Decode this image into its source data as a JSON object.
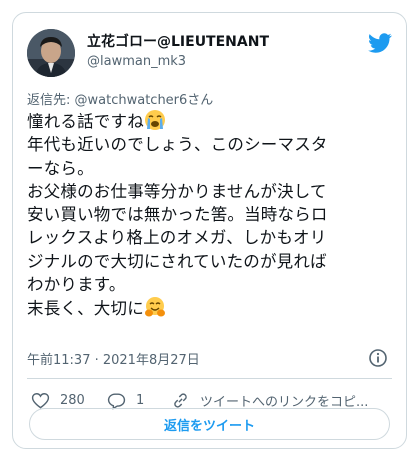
{
  "author": {
    "display_name": "立花ゴロー@LIEUTENANT",
    "handle": "@lawman_mk3"
  },
  "icons": {
    "brand": "twitter-bird-icon",
    "info": "info-icon",
    "like": "heart-icon",
    "reply": "reply-bubble-icon",
    "link": "link-icon",
    "emoji_1": "loudly-crying-face",
    "emoji_2": "hugging-face"
  },
  "colors": {
    "accent": "#1d9bf0",
    "muted": "#536471",
    "border": "#cfd9de"
  },
  "reply_to": {
    "prefix": "返信先: ",
    "mention": "@watchwatcher6さん"
  },
  "tweet": {
    "lines": [
      "憧れる話ですね",
      "年代も近いのでしょう、このシーマスタ",
      "ーなら。",
      "お父様のお仕事等分かりませんが決して",
      "安い買い物では無かった筈。当時ならロ",
      "レックスより格上のオメガ、しかもオリ",
      "ジナルので大切にされていたのが見れば",
      "わかります。",
      "末長く、大切に"
    ]
  },
  "timestamp": "午前11:37 · 2021年8月27日",
  "actions": {
    "likes": "280",
    "replies": "1",
    "copy_link": "ツイートへのリンクをコピ..."
  },
  "reply_button": "返信をツイート"
}
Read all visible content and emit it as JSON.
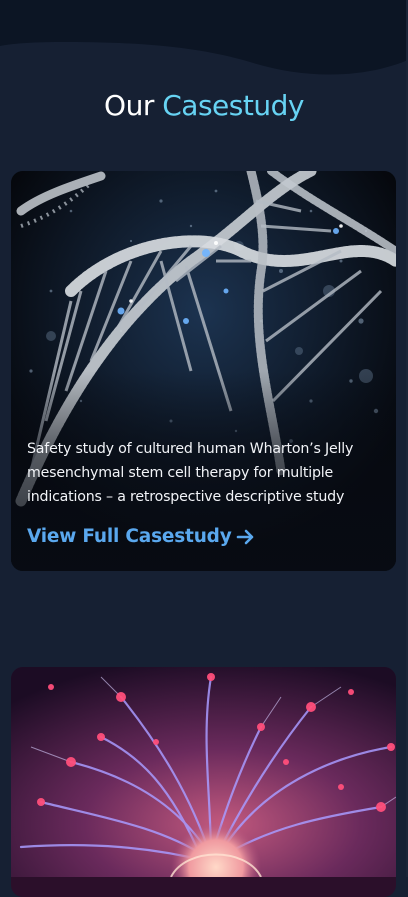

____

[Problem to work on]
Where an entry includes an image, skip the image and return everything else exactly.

[Solved exercise]
Decode this image into its source data as a JSON object.
{
  "author": {
    "display_name": "立花ゴロー@LIEUTENANT",
    "handle": "@lawman_mk3"
  },
  "icons": {
    "brand": "twitter-bird-icon",
    "info": "info-icon",
    "like": "heart-icon",
    "reply": "reply-bubble-icon",
    "link": "link-icon",
    "emoji_1": "loudly-crying-face",
    "emoji_2": "hugging-face"
  },
  "colors": {
    "accent": "#1d9bf0",
    "muted": "#536471",
    "border": "#cfd9de"
  },
  "reply_to": {
    "prefix": "返信先: ",
    "mention": "@watchwatcher6さん"
  },
  "tweet": {
    "lines": [
      "憧れる話ですね",
      "年代も近いのでしょう、このシーマスタ",
      "ーなら。",
      "お父様のお仕事等分かりませんが決して",
      "安い買い物では無かった筈。当時ならロ",
      "レックスより格上のオメガ、しかもオリ",
      "ジナルので大切にされていたのが見れば",
      "わかります。",
      "末長く、大切に"
    ]
  },
  "timestamp": "午前11:37 · 2021年8月27日",
  "actions": {
    "likes": "280",
    "replies": "1",
    "copy_link": "ツイートへのリンクをコピ..."
  },
  "reply_button": "返信をツイート"
}
Read all visible content and emit it as JSON.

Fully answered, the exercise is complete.